-- Records supplied follows --

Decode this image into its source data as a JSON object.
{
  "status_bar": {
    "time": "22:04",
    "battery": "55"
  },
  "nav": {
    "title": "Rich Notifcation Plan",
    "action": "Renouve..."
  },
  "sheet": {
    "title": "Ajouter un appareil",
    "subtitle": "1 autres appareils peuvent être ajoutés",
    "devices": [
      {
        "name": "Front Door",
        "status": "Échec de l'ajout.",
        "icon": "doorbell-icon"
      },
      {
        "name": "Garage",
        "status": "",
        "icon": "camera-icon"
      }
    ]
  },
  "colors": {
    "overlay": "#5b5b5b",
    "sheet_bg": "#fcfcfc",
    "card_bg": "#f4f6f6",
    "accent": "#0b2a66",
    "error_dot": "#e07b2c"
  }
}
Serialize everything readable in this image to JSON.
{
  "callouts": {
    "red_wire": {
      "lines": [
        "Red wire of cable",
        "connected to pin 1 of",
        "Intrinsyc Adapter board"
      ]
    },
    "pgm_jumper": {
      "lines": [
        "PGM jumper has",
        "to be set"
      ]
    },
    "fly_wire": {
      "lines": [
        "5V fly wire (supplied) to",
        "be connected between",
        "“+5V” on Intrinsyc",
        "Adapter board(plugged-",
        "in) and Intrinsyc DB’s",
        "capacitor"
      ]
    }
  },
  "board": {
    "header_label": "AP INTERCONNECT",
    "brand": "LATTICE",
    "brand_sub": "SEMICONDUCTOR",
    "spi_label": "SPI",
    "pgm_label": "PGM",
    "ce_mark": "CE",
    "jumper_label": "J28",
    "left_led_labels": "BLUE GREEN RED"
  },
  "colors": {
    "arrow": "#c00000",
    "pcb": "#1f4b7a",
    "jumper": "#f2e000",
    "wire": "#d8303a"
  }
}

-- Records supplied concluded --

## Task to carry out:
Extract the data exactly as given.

## Task response:
Decode this image into its source data as a JSON object.
{
  "status_bar": {
    "time": "22:04",
    "battery": "55"
  },
  "nav": {
    "title": "Rich Notifcation Plan",
    "action": "Renouve..."
  },
  "sheet": {
    "title": "Ajouter un appareil",
    "subtitle": "1 autres appareils peuvent être ajoutés",
    "devices": [
      {
        "name": "Front Door",
        "status": "Échec de l'ajout.",
        "icon": "doorbell-icon"
      },
      {
        "name": "Garage",
        "status": "",
        "icon": "camera-icon"
      }
    ]
  },
  "colors": {
    "overlay": "#5b5b5b",
    "sheet_bg": "#fcfcfc",
    "card_bg": "#f4f6f6",
    "accent": "#0b2a66",
    "error_dot": "#e07b2c"
  }
}
Serialize everything readable in this image to JSON.
{
  "callouts": {
    "red_wire": {
      "lines": [
        "Red wire of cable",
        "connected to pin 1 of",
        "Intrinsyc Adapter board"
      ]
    },
    "pgm_jumper": {
      "lines": [
        "PGM jumper has",
        "to be set"
      ]
    },
    "fly_wire": {
      "lines": [
        "5V fly wire (supplied) to",
        "be connected between",
        "“+5V” on Intrinsyc",
        "Adapter board(plugged-",
        "in) and Intrinsyc DB’s",
        "capacitor"
      ]
    }
  },
  "board": {
    "header_label": "AP INTERCONNECT",
    "brand": "LATTICE",
    "brand_sub": "SEMICONDUCTOR",
    "spi_label": "SPI",
    "pgm_label": "PGM",
    "ce_mark": "CE",
    "jumper_label": "J28",
    "left_led_labels": "BLUE GREEN RED"
  },
  "colors": {
    "arrow": "#c00000",
    "pcb": "#1f4b7a",
    "jumper": "#f2e000",
    "wire": "#d8303a"
  }
}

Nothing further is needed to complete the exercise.